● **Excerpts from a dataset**
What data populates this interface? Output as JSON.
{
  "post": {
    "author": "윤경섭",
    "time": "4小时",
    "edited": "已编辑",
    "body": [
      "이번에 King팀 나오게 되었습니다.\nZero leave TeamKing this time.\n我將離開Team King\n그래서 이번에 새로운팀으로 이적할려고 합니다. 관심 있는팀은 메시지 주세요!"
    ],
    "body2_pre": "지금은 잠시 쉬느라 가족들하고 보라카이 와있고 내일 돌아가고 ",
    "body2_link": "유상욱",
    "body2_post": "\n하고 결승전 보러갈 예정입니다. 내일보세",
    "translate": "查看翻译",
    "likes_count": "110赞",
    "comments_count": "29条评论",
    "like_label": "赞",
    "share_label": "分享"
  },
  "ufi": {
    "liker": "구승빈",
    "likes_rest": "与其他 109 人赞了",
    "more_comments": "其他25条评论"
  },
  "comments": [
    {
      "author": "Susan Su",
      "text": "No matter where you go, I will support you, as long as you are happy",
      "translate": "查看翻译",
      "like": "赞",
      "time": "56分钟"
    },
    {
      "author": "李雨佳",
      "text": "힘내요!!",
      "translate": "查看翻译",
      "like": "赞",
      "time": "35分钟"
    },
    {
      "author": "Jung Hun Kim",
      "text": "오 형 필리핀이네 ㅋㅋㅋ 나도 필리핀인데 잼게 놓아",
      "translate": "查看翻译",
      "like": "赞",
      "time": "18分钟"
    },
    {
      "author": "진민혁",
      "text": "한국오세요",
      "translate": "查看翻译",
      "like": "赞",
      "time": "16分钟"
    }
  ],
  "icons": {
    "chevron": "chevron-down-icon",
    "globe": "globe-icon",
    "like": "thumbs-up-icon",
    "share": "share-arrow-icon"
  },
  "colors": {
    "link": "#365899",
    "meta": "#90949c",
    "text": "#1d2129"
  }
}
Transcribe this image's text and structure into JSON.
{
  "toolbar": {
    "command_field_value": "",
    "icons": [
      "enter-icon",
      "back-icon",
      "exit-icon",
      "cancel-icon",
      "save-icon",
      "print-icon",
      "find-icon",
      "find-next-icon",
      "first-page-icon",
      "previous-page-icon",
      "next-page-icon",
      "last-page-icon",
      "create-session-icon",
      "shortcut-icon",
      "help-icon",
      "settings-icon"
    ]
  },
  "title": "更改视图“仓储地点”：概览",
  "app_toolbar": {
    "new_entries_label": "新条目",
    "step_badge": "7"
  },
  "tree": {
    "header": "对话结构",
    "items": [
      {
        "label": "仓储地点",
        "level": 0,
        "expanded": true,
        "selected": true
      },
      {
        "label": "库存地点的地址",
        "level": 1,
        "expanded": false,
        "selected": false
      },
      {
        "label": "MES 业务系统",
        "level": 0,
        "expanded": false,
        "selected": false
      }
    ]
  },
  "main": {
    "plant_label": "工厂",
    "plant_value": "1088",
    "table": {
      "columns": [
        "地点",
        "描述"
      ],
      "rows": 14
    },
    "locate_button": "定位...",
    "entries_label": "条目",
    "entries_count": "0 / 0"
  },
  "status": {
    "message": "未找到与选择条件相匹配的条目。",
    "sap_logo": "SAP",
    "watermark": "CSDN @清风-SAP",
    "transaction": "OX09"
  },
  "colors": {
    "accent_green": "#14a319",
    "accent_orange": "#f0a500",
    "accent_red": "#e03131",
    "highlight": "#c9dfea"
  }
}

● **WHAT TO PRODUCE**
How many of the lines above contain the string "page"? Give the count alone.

● **OUTPUT**
4